In a recorded message played to the annual meeting of the UN, Mr Trump accused China of allowing the coronavirus to “leave their country and infect the world,” AFP reports.
He said China concealed early evidence that showed that the deadly pathogen can be transmitted human-to-human and by asymptomatic people.
“In the earliest days of the virus, China locked down travel domestically while allowing flights to leave China and infect the world,” Mr Trump said.
“China condemned my travel ban on their country, even as they cancelled domestic flights and locked citizens in their homes.”
China hit back urging nations to reject any attempt to politicise the health crisis or stigmatise it, saying it is a fight for the world together.
This was not the first time that the U.S. president had attacked China for “unleashing” the virus to the world.

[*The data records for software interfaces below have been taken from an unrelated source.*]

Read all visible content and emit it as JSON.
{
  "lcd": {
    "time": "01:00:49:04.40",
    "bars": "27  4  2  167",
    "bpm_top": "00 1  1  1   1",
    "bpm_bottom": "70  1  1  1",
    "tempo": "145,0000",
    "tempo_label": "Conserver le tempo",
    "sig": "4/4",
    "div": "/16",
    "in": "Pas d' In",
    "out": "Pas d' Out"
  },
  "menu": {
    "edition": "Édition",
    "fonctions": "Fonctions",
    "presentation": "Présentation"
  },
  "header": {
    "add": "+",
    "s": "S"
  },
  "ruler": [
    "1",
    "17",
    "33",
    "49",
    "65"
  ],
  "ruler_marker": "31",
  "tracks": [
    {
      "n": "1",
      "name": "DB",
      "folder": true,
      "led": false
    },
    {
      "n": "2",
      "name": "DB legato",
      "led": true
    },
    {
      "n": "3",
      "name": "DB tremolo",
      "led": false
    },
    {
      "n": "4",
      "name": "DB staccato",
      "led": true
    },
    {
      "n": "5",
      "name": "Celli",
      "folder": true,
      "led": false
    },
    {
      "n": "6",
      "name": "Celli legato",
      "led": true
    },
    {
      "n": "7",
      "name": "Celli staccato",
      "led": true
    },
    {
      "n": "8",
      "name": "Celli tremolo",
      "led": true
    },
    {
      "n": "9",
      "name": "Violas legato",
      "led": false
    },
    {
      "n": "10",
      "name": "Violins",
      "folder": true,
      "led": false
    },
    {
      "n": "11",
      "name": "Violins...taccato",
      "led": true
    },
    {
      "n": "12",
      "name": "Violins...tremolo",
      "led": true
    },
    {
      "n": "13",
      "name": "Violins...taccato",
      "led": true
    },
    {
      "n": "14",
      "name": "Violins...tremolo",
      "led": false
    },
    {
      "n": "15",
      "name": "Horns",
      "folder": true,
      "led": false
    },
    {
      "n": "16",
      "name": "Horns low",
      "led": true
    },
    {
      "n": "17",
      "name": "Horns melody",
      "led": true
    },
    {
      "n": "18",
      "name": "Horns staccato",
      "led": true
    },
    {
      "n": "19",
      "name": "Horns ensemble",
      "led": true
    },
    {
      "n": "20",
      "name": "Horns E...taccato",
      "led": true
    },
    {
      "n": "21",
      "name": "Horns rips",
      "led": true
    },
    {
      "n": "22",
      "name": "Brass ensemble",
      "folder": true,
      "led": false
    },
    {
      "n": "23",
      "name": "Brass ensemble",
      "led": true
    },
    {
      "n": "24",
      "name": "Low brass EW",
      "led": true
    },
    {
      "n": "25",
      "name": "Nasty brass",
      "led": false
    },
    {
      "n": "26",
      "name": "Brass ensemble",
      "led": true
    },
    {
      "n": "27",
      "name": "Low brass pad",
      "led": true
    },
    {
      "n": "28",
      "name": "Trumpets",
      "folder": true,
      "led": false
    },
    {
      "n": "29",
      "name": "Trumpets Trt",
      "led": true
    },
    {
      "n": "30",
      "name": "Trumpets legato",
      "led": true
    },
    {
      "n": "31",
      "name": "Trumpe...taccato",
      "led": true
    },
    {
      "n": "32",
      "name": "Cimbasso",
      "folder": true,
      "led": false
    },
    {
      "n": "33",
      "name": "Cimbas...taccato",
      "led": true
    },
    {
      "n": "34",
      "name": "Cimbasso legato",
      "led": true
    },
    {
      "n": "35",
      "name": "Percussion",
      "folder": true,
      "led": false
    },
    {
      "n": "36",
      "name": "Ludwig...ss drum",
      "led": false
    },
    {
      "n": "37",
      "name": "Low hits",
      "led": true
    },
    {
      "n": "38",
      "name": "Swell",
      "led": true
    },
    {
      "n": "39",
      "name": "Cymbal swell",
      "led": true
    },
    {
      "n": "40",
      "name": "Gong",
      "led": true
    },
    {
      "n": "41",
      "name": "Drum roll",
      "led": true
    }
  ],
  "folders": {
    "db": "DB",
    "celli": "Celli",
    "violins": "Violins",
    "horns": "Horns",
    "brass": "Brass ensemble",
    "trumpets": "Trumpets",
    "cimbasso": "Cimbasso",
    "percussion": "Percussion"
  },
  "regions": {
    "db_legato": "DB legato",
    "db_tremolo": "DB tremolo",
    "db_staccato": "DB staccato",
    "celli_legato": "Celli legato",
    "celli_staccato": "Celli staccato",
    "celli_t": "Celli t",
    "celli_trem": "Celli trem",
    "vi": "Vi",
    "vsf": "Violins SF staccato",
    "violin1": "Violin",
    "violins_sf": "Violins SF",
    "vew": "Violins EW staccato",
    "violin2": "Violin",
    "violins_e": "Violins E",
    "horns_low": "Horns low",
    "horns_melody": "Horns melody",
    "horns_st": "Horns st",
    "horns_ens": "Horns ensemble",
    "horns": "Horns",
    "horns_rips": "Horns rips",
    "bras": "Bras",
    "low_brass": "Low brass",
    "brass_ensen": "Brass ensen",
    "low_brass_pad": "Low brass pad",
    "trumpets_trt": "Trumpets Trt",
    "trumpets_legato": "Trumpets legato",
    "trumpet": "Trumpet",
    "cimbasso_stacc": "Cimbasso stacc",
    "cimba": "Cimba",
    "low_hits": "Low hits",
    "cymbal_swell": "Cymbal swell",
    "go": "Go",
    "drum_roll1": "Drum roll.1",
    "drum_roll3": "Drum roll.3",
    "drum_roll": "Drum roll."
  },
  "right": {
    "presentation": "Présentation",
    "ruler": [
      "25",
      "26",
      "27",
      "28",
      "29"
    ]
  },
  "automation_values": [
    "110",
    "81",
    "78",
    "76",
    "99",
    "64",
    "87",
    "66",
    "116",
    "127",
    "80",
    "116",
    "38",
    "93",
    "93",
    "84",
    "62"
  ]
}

Critics said Mr Trump had often used such a narrative to fend off criticism of his own handling of the worst public health crisis the country has faced in 100 years, with the death toll crossing 200,000 on Tuesday.
This, analysts said, has cast a shadow over his re-election bid in November.
In recent months, tensions have soared between the U.S. and China with the pandemic compounding the economic hegemony between two countries.
Earlier, UN Secretary-General Antonio Guterres kicked off the six-day General Debate, urging the world to prevent a Cold War between the two biggest economies in the world and halt conflicts so it can focus on the Covid-19 pandemic.
As the body marks its 75 years of foundation, the annual meeting of world leaders at the UN started on Tuesday with no presidents or prime ministers physically present in New York, because of the pandemic.
All statements have been pre-recorded and will be broadcast in the General Assembly hall.
The United Nations was created when countries came together after World War II.